Here are some of the findings of the study:
- The majority of journalists tended to take two to seven sessions.
- The biggest group was in the 21-30 year age bracket.
- Half of the journalists from Karachi were diagnosed with anxiety.
- More men sought counseling than women.
- After factoring in overlap, a majority of clients were working in digital or online capacities.
- An overwhelming majority of journalist clients were working full-time.
- A total of 37 out of the 90 journalists in Karachi who came for varying degrees of counseling at the Wellbeing Centre had been on the job from one to five years.
- Subeditors, reporters, newsroom managers, and anchors sought help the most.
The counseling service was confidential, and one of the challenges of the study was to highlight that mental health is not a regulated industry in Pakistan.
Dr. Bedar revealed that establishing trust is a major part of running the service successfully, and a lot of thought had gone into ensuring it. For example, the clinic’s space was managed in a way to ensure that journalists would not bump into each other while coming and going for appointments.

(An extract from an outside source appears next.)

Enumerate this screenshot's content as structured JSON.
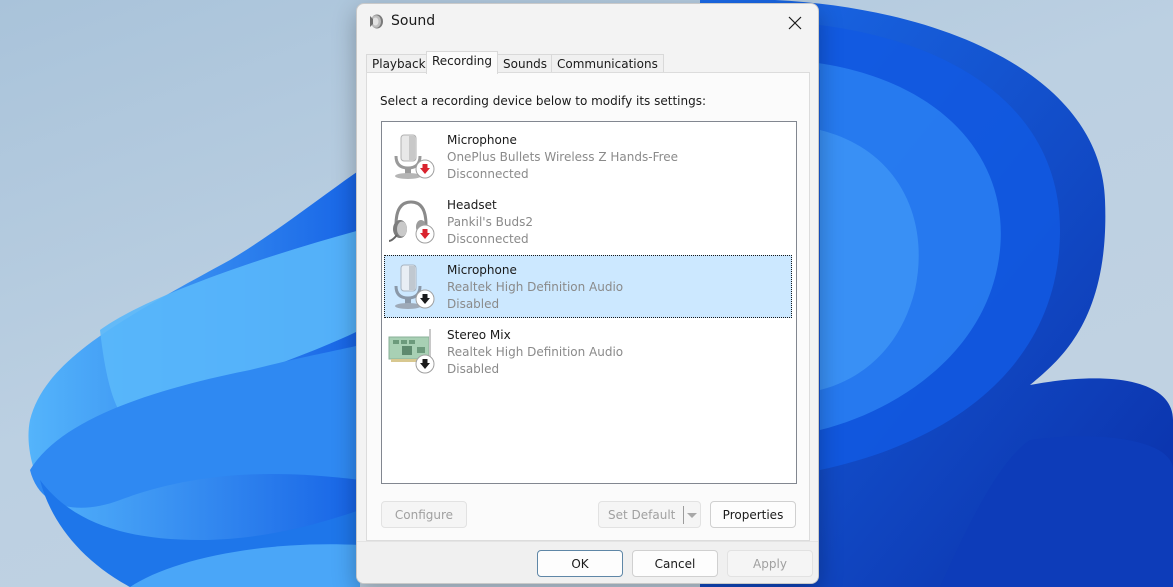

She recalled how she would take a few sessions with journalist clients to establish trust. She understood that just because she has a degree does not mean someone who is struggling would automatically trust her.
“I remember, in the beginning, clients would say, If this gets out, I will lose my job,” she said.
The news industry works on information sharing, which is why it was harder for journalists to trust.
“Some journalists who came were actually very open, and they went back and told people at work,” she recalled. This created problems for them because receiving therapy is still taboo.
“We did have a lot of people come in because word of mouth really matters. We were sometimes booked up months in advance. It was very well received which indicates that there was such a need for this [service] and if you did it properly, ethically, with professional standards you can actually run it well,” she said.
Why Journalists Require Counseling
When the Director of the CEJ asked Dr. Bedar if she felt that journalism has a higher need for counseling, she replied that it certainly is one of the professions that require it, and added, “but anyone exposed to stress, trauma, and people’s misery… And a lot of journalism is about that”.
“One of the things that stood out was how much of the work you all do is to do with sad, difficult, and stressful things that are happening in people’s lives,” she disclosed.
Moreover, the additional constant exposure of social media means that it is even harder to switch off for journalists, and all journalists are used to and expect some levels of stress at the job.
“When that stress becomes complex and depressive symptoms start to surface, there is so much helplessness. It takes a toll,” Dr. Bedar explained while detailing the impact work had on journalists.
“Some people who were coming to therapy were not able to function, not able to cope at all,” she revealed and said that people realized they needed help when they were in a crisis or they feared they would lose their jobs.
“But up until the realization, they keep taking a whole lot of stress,” she had observed and added that they continue to face depression and conflicts with their families in the meantime.
Dr. Bedar felt that the study is crucial because people should not reach this point before they seek help. The study also has an entire section dedicated to how therapy had actually helped clients, as well as clients’ stories.
Director Siddiqi thanked Dr. Bedar and the other psychologists on the team for their services to the community of journalists.
You can access the study here.